Hospital beds that are supposed to be used only during emergencies and periods of high demand are being utilised for routine care, an investigation has revealed.
Freedom of Information requests to hospital trusts by the BMA has found that 3,428 escalation beds were in use across all 134 trusts at the end of winter, with 1,637 of these still in use by 1 May in 80 of the trusts.
‘Escalation beds’ are supposed to be reserved for emergencies and periods of high demand only.
‘The use of escalation beds is a sign that trusts are at a critical stage and are unable to cope with demand with their current bed stock,’ said BMA consultants committee chair Rob Harwood.
The BMA has previously said that an extra 10,000 beds need to be found if the health service is to be able to guarantee year-round safe care
‘Some hospitals are forced to designate their theatre recovery beds as “escalation”, resulting in elective surgical operations being cancelled as there is no space for those patients who need immediate care after their surgery,’ continued Mr Harwood.
‘I have heard of other cases where beds in day procedure units – surgical units for patients who can have their operation and return home on the same day – are used as escalation spaces for admitting patients for longer ward-style care, meaning healthcare staff cannot continue with routine day care surgical cases.
‘Most worryingly, the intense pressure on beds can result in patients being placed on beds in corridors or in bits of other facilities, sometimes cramping treatment areas and causing unacceptable stress to the patient and their families.
‘It is obvious in these circumstances that there are also not enough staff to cope with the number of people coming through the hospital’s doors.’
The BMA’s investigation also found that the highest use of escalation beds per trust was in the East Midlands, while London used the most escalation beds as a proportion of total beds.
‘It cannot be right that the NHS is having to use these measures almost permanently, especially when the BMA, other leading healthcare bodies and patient groups have offered solutions,’ Mr Harwood added.
Responding to the findings, Jonathan Ashworth MP, Labour’s Shadow Health Secretary, said: ‘The use of escalation beds is yet another sign that hospitals are struggling to cope under continued pressure.
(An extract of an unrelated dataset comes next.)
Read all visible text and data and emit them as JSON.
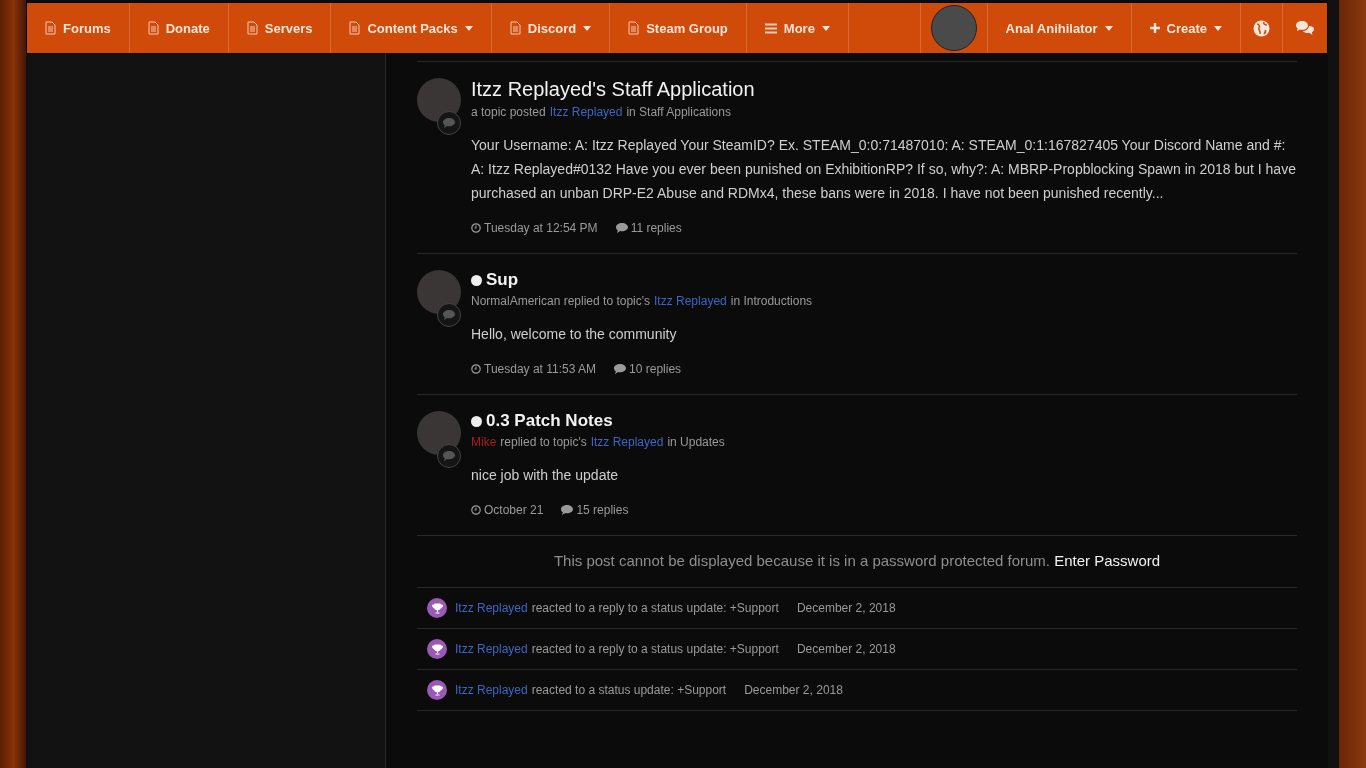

We know this is compromising patient care.
‘The Tories and, in Coalition, the Lib Dems have run down the NHS and imposed the biggest funding squeeze in its history.
‘Ministers should be ashamed that years of cuts to beds, to social care and to funding have led to some of the worst bed occupancy rates in hospitals.’